Town is populated by 550 people, an airstrip and three wrecked planes

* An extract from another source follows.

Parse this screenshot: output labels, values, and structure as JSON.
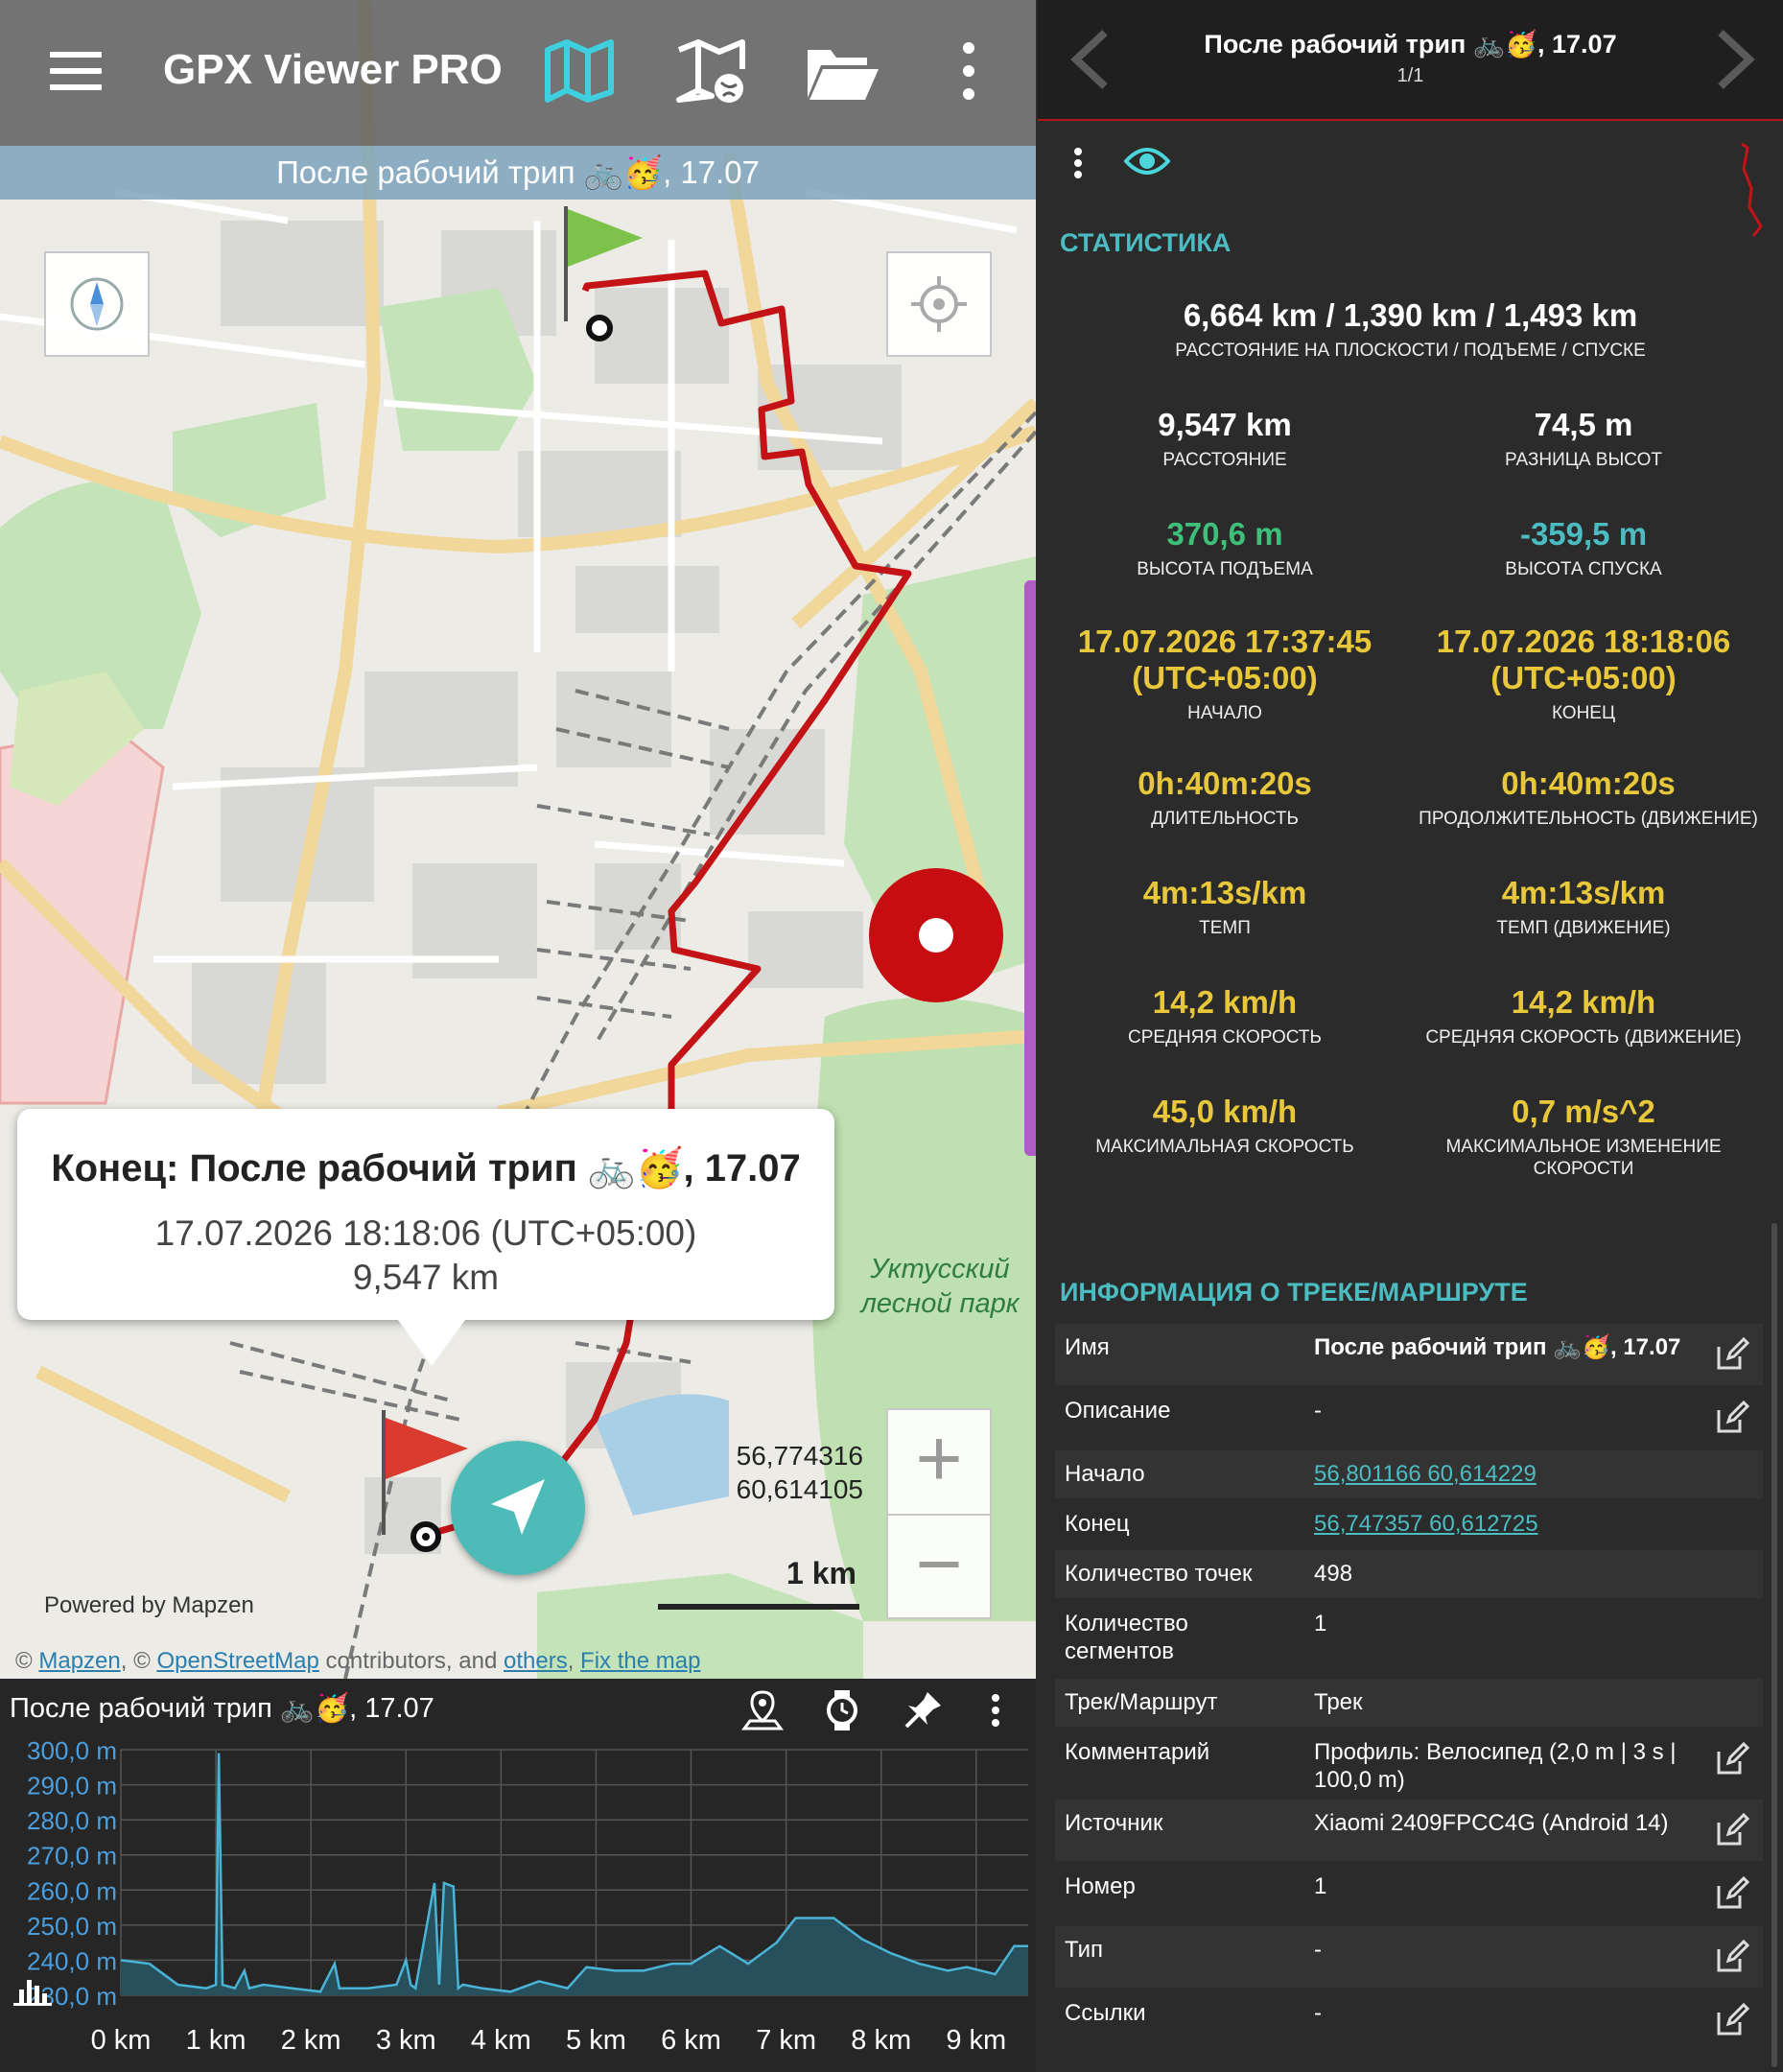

The next day it’s time to pack up camp. Every thing must go: the tents, the sleds, the pots, the pans, the toilet container. A wind blows up and unscrewed tent material slaps against the ice while ropes whip the bruised sky. Then you tie on the sleds that slither disobediently across the ice dunes. It’s not easy.

 

There are people who pay to do this every day when they trek across the Greenlandic ice cap from the west to east coast. It takes about four weeks, but the training beforehand can take months before you’re up to the sort of physical and psychological toughness that allows you to a) ski for eight hours at night and b) devour boil-in-a-bag meat on a daily basis.

 

That night our little group of wannabe explorers enjoys a buffet dinner in the closest available approximation of civilisation, the former US military base of Kangerlussuaq. The town is populated by 550 people, 30km of road, an airstrip, bowling alley, police station, museum, store and the wrecks of three US Air Force Lockheed T-33 Silverstars that crashed in a 1968 whiteout.

 

The buffet dinner is light years away from freeze-dried chilli. Weighing down the table are plates of whale carpaccio, reindeer steak, smoked musk ox and homemade cake. The whale skin or mattak is particularly chewy.

 

We are a fortnight late for polar bear steak. A starving one-year-old had been discovered desperately eating seaweed near the harbour. Bears rarely visit Kangerlussuaq and the last time one wandered into town in 1998 it found itself skinned and mounted on local museum wall. A similar fate awaited the latest arrival. A police marksman killed the animal before it could reach the edge of town.

 

At the Polar Bear Inn that Saturday night there was little talk of bear shootings, ice caps or crampons. The focus of probably the most mixed crowd on Earth – Kangerlussuaq locals in fishnet tights, radar station operators in North Face and US military wearing serious frowns – was to squeeze as many stubby bottle Carlsbergs down their throats as possible. It was here we made the most stunning discovery of our visit; Greenlanders are shockingly good at table football.